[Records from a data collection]

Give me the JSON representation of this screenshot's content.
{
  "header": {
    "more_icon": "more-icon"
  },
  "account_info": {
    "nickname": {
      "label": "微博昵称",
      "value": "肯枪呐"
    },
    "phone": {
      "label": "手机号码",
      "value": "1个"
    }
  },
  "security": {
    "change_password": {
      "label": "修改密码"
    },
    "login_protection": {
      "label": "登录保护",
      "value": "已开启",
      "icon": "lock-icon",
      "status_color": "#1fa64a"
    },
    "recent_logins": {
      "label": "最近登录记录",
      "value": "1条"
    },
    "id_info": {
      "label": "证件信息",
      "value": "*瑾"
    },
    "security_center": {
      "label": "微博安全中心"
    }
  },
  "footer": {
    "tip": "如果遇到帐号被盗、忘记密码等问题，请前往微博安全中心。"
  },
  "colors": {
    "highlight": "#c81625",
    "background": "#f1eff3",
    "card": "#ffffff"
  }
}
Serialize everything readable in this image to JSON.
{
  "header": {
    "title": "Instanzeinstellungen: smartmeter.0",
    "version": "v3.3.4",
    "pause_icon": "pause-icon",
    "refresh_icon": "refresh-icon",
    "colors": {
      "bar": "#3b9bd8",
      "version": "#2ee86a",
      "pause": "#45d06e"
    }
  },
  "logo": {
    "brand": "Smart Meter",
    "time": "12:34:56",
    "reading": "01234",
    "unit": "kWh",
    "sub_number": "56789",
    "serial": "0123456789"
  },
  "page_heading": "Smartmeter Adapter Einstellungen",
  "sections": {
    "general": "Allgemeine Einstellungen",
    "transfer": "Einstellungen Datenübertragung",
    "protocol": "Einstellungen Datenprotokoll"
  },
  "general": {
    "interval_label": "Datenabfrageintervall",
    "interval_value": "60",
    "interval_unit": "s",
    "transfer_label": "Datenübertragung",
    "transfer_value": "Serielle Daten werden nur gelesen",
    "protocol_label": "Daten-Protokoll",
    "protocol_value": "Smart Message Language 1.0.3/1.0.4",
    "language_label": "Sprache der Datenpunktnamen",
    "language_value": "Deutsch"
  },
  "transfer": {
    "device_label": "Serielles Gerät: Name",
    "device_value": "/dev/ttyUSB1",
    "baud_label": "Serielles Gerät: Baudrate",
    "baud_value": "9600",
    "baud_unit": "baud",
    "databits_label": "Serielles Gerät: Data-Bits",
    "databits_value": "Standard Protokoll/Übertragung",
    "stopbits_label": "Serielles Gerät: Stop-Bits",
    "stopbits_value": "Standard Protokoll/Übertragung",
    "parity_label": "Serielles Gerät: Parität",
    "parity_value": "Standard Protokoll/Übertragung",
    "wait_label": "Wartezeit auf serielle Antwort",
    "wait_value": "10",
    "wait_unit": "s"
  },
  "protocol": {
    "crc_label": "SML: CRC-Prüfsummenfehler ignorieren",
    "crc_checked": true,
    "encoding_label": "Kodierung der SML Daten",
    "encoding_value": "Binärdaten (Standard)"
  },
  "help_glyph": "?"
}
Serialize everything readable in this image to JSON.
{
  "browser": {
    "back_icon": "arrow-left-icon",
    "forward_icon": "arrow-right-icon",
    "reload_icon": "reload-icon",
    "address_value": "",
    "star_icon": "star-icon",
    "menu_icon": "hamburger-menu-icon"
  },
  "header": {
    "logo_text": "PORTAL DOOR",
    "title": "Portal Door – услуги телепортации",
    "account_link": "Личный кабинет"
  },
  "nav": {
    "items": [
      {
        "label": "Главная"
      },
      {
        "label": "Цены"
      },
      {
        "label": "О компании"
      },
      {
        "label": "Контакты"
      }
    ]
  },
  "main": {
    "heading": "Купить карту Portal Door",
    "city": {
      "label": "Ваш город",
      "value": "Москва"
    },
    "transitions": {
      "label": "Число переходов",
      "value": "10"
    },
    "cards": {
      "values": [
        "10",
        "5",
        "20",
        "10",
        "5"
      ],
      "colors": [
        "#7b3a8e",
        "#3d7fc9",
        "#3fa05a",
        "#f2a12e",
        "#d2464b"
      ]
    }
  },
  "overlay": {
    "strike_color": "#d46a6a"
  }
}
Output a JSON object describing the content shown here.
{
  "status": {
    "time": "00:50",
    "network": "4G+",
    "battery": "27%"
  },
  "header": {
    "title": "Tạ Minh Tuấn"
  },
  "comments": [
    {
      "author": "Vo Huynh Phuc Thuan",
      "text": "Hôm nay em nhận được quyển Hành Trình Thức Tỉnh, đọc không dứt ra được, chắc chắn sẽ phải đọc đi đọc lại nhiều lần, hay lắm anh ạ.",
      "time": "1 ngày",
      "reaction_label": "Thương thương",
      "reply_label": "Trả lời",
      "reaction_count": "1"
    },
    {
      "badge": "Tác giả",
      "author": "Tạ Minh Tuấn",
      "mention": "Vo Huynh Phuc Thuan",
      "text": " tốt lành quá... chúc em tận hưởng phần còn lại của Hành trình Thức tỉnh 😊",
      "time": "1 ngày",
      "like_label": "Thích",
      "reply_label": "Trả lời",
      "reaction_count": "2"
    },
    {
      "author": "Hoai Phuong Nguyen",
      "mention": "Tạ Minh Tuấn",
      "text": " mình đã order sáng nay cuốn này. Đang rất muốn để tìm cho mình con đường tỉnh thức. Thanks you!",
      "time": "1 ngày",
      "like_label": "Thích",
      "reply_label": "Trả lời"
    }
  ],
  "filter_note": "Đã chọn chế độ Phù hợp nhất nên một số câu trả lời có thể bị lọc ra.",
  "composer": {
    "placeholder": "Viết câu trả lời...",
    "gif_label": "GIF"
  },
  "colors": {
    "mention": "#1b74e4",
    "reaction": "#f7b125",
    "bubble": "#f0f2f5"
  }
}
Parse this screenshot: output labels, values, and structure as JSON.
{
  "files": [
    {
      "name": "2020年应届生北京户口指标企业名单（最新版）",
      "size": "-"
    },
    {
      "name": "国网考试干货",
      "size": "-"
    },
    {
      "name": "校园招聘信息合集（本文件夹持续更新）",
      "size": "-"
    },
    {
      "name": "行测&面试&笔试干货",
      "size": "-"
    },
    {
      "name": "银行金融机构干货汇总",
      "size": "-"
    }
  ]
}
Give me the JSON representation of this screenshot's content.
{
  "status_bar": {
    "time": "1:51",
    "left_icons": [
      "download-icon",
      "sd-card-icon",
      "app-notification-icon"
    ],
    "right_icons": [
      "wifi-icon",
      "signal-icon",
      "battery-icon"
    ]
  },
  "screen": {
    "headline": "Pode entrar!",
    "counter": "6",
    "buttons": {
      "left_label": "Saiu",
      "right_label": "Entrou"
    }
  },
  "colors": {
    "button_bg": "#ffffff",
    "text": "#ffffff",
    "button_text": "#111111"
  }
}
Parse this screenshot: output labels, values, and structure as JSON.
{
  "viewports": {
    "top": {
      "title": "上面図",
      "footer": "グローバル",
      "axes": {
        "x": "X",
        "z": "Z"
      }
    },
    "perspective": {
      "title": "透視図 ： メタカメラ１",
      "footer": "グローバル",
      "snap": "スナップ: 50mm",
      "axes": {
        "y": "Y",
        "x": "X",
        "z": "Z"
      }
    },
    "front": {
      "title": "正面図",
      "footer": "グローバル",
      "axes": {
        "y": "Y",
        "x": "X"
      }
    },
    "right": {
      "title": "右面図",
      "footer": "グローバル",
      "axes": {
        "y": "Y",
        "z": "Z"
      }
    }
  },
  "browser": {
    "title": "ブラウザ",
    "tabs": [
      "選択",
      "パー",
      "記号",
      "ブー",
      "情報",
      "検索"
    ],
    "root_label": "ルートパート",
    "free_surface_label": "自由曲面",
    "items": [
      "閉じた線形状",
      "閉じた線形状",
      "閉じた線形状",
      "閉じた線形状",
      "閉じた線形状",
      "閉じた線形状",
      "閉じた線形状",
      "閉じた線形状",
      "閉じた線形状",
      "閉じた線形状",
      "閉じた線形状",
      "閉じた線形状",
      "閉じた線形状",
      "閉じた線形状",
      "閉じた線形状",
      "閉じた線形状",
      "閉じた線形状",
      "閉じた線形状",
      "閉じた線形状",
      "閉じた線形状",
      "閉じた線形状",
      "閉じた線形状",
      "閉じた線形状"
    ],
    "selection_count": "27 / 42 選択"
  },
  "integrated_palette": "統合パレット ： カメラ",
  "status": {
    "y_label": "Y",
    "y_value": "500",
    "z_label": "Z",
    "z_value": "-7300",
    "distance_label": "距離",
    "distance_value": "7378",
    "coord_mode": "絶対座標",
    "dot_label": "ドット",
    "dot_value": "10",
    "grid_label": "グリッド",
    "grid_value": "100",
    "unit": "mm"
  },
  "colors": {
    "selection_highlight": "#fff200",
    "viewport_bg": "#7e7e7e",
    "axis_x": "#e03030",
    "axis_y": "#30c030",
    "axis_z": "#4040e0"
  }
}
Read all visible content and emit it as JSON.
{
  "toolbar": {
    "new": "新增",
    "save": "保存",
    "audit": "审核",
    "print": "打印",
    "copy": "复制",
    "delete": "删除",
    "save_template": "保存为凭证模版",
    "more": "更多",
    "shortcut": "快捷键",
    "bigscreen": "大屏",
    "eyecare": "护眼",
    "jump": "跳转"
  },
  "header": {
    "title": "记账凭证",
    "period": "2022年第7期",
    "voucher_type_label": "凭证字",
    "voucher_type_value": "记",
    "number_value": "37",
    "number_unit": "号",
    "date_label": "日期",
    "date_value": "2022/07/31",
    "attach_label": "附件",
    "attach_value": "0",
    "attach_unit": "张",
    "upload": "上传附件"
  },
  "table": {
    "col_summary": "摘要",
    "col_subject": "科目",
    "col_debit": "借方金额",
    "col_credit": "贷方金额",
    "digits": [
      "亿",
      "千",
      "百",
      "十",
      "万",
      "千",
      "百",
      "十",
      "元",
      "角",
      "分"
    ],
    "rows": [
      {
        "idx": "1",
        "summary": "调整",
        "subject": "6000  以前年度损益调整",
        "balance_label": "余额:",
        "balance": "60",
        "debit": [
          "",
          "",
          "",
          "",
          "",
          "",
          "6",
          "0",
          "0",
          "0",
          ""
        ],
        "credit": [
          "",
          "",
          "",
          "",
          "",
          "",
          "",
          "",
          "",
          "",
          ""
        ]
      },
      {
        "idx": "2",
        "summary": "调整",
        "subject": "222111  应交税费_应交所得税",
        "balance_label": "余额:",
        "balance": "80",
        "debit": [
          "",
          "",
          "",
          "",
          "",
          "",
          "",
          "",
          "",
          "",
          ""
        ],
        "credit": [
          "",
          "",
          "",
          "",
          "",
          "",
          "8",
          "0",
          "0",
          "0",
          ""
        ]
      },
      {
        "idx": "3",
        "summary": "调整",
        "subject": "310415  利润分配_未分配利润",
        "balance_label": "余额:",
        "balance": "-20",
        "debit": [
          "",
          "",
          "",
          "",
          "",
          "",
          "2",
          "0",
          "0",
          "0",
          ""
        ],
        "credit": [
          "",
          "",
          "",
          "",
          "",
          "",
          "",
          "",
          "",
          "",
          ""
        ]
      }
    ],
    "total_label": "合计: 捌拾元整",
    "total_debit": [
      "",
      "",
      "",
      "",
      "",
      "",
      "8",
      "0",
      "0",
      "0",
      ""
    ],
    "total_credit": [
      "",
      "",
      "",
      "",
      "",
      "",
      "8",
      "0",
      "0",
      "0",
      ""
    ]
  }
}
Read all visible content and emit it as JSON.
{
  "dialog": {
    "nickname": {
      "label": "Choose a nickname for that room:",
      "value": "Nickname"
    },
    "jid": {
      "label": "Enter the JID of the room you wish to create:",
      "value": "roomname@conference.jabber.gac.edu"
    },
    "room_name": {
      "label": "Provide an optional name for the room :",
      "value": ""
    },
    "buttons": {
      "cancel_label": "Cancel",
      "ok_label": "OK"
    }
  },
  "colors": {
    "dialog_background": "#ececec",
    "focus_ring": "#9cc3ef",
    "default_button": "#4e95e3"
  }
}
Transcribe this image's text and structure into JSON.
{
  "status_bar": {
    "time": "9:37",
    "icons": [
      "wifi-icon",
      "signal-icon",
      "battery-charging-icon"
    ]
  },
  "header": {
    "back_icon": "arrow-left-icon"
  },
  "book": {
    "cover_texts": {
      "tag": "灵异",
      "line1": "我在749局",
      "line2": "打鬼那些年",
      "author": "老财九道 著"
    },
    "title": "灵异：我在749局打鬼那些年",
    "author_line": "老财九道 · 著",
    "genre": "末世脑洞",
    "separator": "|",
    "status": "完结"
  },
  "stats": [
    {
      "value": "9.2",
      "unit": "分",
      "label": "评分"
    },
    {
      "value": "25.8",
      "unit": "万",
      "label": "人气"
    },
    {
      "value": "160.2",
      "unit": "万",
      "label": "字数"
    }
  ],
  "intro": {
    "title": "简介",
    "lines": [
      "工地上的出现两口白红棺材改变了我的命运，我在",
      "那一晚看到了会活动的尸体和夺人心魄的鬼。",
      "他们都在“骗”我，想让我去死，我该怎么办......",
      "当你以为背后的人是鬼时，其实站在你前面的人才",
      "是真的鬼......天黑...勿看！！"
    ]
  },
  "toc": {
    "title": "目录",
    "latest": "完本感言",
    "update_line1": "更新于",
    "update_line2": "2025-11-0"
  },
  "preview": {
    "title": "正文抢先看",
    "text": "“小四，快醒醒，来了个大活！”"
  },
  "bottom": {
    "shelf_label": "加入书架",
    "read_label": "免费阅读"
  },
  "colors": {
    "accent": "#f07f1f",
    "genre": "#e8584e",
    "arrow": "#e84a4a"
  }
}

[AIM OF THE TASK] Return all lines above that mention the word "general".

[OUTPUT OF THE TASK]
    "general": "Allgemeine Einstellungen",
  "general": {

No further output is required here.